Three-phase power

Electric Power Distribution

The backbone of every modern electric power distribution system is a three-phase alternating current (AC) transmission line. It consists of three primary current-carrying wires sometimes referred to as L1, L2, and L3 and in some cases a fourth wire called the neutral conductor. Single-phase distribution systems are also common because single-phase transmission lines costs significantly less than three-phase lines. They consist of one high-voltage line and a neutral. Most residential and rural areas are supplied with single-phase service. Three-phase power cannot be supplied from single-phase service unless a phase converter is used. Single-phase power is a single voltage that alternates between a positive voltage and a negative voltage for a specific number of times per second (in the U.S., 60 times per second or 60 Hz). Three-phase power is three distinct AC voltages, each shifted in time 120 degrees relative to one another as depicted in figure 1. The wave forms shown in figure 1 can be calculated using the sine function in trigonometry and are called sine waves. Notice that the voltage between L2 and neutral (L2-N) is delayed by 1/3 of a cycle from the L1-N voltage, and that the L3-N voltage is displaced 1/3 of a cycle from the L2-N voltage. A complete cycle of the one of the wave forms corresponds to one complete rotation around a circle or 360 degrees. The phase delay in the L2 and L3 voltages is often referred to as 1/3 times 360 degrees or 120 degrees for L2 and 240 degrees for the L3 voltage. Customers are supplied with electricity from the distribution system by placing transformers on the high voltage distribution system to reduce voltage to a level compatible with electric devices, for example, 240 volts. Three-phase service requires three transformers compared to one for single-phase service, and requires different metering equipment as well. Because of this, three-phase service costs more to install, so utilities usually prefer to install single-phase service unless there is a specific demand for three-phase power at the site.
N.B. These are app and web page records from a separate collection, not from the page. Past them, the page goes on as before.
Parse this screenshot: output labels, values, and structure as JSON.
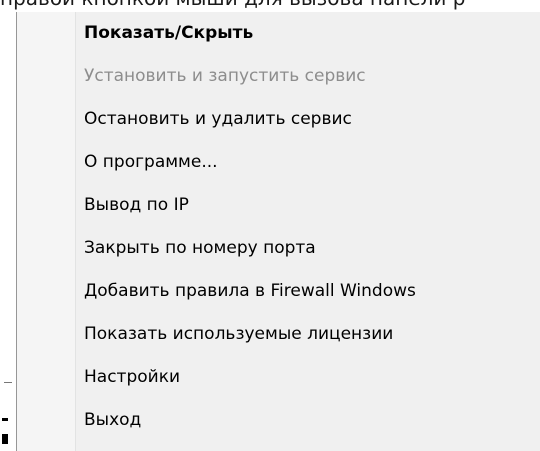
{
  "caption": "правой кнопкой мыши для вызова панели р",
  "menu": {
    "items": [
      {
        "label": "Показать/Скрыть",
        "bold": true,
        "disabled": false
      },
      {
        "label": "Установить и запустить сервис",
        "bold": false,
        "disabled": true
      },
      {
        "label": "Остановить и удалить сервис",
        "bold": false,
        "disabled": false
      },
      {
        "label": "О программе...",
        "bold": false,
        "disabled": false
      },
      {
        "label": "Вывод по IP",
        "bold": false,
        "disabled": false
      },
      {
        "label": "Закрыть по номеру порта",
        "bold": false,
        "disabled": false
      },
      {
        "label": "Добавить правила в Firewall Windows",
        "bold": false,
        "disabled": false
      },
      {
        "label": "Показать используемые лицензии",
        "bold": false,
        "disabled": false
      },
      {
        "label": "Настройки",
        "bold": false,
        "disabled": false
      },
      {
        "label": "Выход",
        "bold": false,
        "disabled": false
      }
    ]
  },
  "colors": {
    "menu_background": "#f0f0f0",
    "text": "#000000",
    "disabled_text": "#8d8d8d"
  }
}
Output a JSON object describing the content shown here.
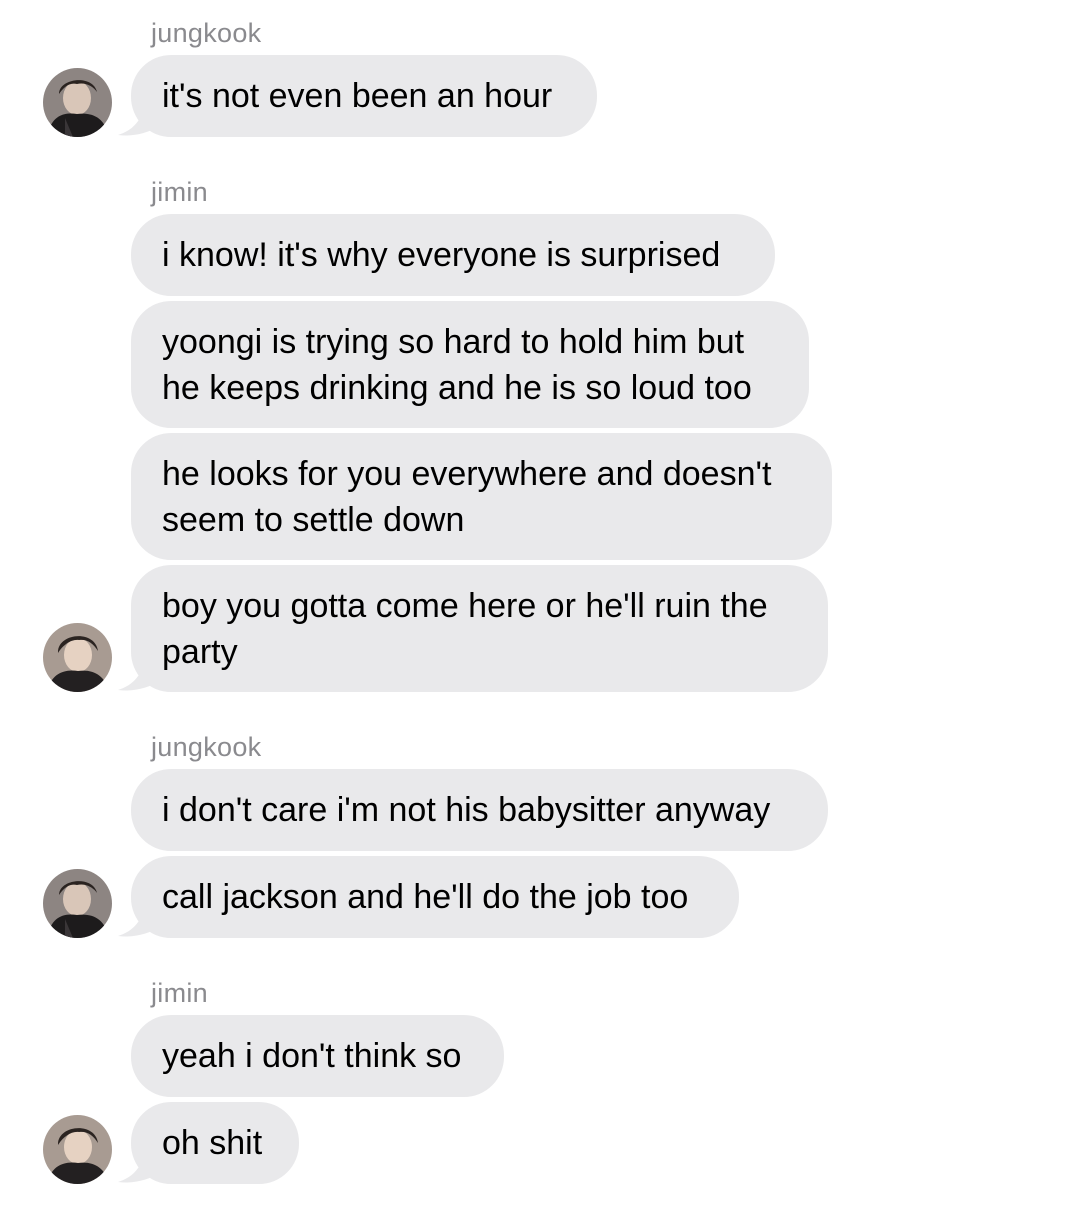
{
  "colors": {
    "bubble": "#e9e9eb",
    "sender_text": "#8a8a8e",
    "message_text": "#000000",
    "background": "#ffffff"
  },
  "senders": {
    "s1": "jungkook",
    "s2": "jimin",
    "s3": "jungkook",
    "s4": "jimin"
  },
  "messages": {
    "m1": "it's not even been an hour",
    "m2": "i know! it's why everyone is surprised",
    "m3": "yoongi is trying so hard to hold him but\nhe keeps drinking and he is so loud too",
    "m4": "he looks for you everywhere and doesn't\nseem to settle down",
    "m5": "boy you gotta come here or he'll ruin the\nparty",
    "m6": "i don't care i'm not his babysitter anyway",
    "m7": "call jackson and he'll do the job too",
    "m8": "yeah i don't think so",
    "m9": "oh shit"
  },
  "avatars": {
    "a1": "jungkook-avatar",
    "a2": "jimin-avatar",
    "a3": "jungkook-avatar",
    "a4": "jimin-avatar"
  }
}
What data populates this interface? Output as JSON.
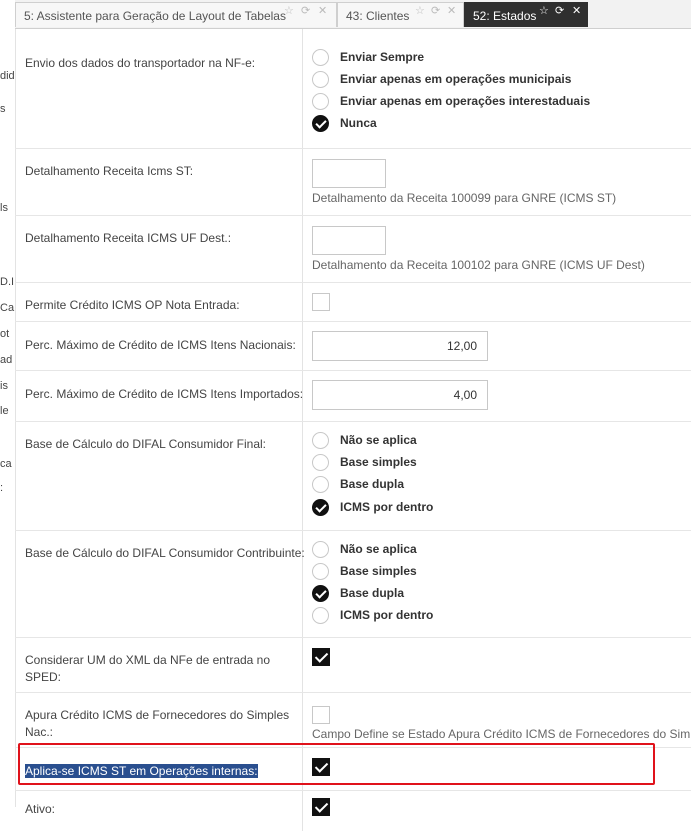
{
  "sidebar_fragments": [
    "dida",
    "s",
    "ls",
    "D.I",
    "Ca",
    "ot",
    "ad",
    "is",
    "le",
    "ca",
    ":"
  ],
  "tabs": [
    {
      "label": "5: Assistente para Geração de Layout de Tabelas",
      "active": false
    },
    {
      "label": "43: Clientes",
      "active": false
    },
    {
      "label": "52: Estados",
      "active": true
    }
  ],
  "tab_icons": {
    "favorite": "☆",
    "refresh": "⟳",
    "close": "✕"
  },
  "form": {
    "envio": {
      "label": "Envio dos dados do transportador na NF-e:",
      "options": [
        {
          "label": "Enviar Sempre",
          "selected": false
        },
        {
          "label": "Enviar apenas em operações municipais",
          "selected": false
        },
        {
          "label": "Enviar apenas em operações interestaduais",
          "selected": false
        },
        {
          "label": "Nunca",
          "selected": true
        }
      ]
    },
    "det_icms_st": {
      "label": "Detalhamento Receita Icms ST:",
      "value": "",
      "help": "Detalhamento da Receita 100099 para GNRE (ICMS ST)"
    },
    "det_icms_uf": {
      "label": "Detalhamento Receita ICMS UF Dest.:",
      "value": "",
      "help": "Detalhamento da Receita 100102 para GNRE (ICMS UF Dest)"
    },
    "permite_credito": {
      "label": "Permite Crédito ICMS OP Nota Entrada:",
      "checked": false
    },
    "perc_nacionais": {
      "label": "Perc. Máximo de Crédito de ICMS Itens Nacionais:",
      "value": "12,00"
    },
    "perc_importados": {
      "label": "Perc. Máximo de Crédito de ICMS Itens Importados:",
      "value": "4,00"
    },
    "difal_final": {
      "label": "Base de Cálculo do DIFAL Consumidor Final:",
      "options": [
        {
          "label": "Não se aplica",
          "selected": false
        },
        {
          "label": "Base simples",
          "selected": false
        },
        {
          "label": "Base dupla",
          "selected": false
        },
        {
          "label": "ICMS por dentro",
          "selected": true
        }
      ]
    },
    "difal_contrib": {
      "label": "Base de Cálculo do DIFAL Consumidor Contribuinte:",
      "options": [
        {
          "label": "Não se aplica",
          "selected": false
        },
        {
          "label": "Base simples",
          "selected": false
        },
        {
          "label": "Base dupla",
          "selected": true
        },
        {
          "label": "ICMS por dentro",
          "selected": false
        }
      ]
    },
    "considerar_um": {
      "label": "Considerar UM do XML da NFe de entrada no SPED:",
      "checked": true
    },
    "apura_credito": {
      "label": "Apura Crédito ICMS de Fornecedores do Simples Nac.:",
      "checked": false,
      "help": "Campo Define se Estado Apura Crédito ICMS de Fornecedores do Simples Nacional"
    },
    "aplica_st": {
      "label": "Aplica-se ICMS ST em Operações internas:",
      "checked": true
    },
    "ativo": {
      "label": "Ativo:",
      "checked": true
    }
  },
  "colors": {
    "accent_dark": "#2f2f2f",
    "highlight_box": "#e0121b",
    "selection": "#2a4f8f"
  }
}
Three-phase motors

Motors that convert electrical energy to mechanical energy comprise two-thirds of the industrial demand for electricity. Most of these motors are three-phase squirrel-cage induction motors which consist of an arrangement of coils wound in slots in a stack of iron laminations shown in cross section in figure 1 below. This part of the motor is stationary and is called the stator. The coils in the stator are connected in a manner to produce at least three separate windings which are at angles of 120 degrees with respect to each other. This is shown schematically in figure 1. If a set of three-phase voltages is applied to the windings shown, a magnetic field will be produced in the center portion of the stator. This magnetic field is constant in magnitude, and rotates at the frequency of the applied voltages (either 50 or 60 Hz depending on what country you're in). The second part of the motor (the rotor) is a set of round iron laminations that have been attached to a shaft with bearings. There are slots in this set of laminations as well. In this instance the slots are filled with very low resistance bars of aluminum that are shorted together at the outer edges of the laminated stack of iron. If the rotor is inserted into the center part of the stator, the magnetic field generated by the stator will cross through the shorting bars of the rotor causing a large current in the rotor. These rotor currents react with the magnetic field generated by the stator and cause the rotor to spin. The rotor will continue to accelerate until the shaft rotation speed is nearly equal to the velocity at which the magnetic field of the stator is spinning. The important point here is that if the stator had only a single coil driven by a single-phase voltage, then the magnetic field generated by the stator would not rotate — it could for example point either up or down, but not left or right. The motor could never start because there would be no rotational component of the magnetic field. Thus a three-phase system allows the mechanical energy being fed into the generator to be transferred to three-phase induction motors very efficiently. Three-phase motors also have the advantage of being very simple and reliable--there are no electrical switches contained in them. If they are not overheated, the only thing that wears out is the bearings, which are replaceable.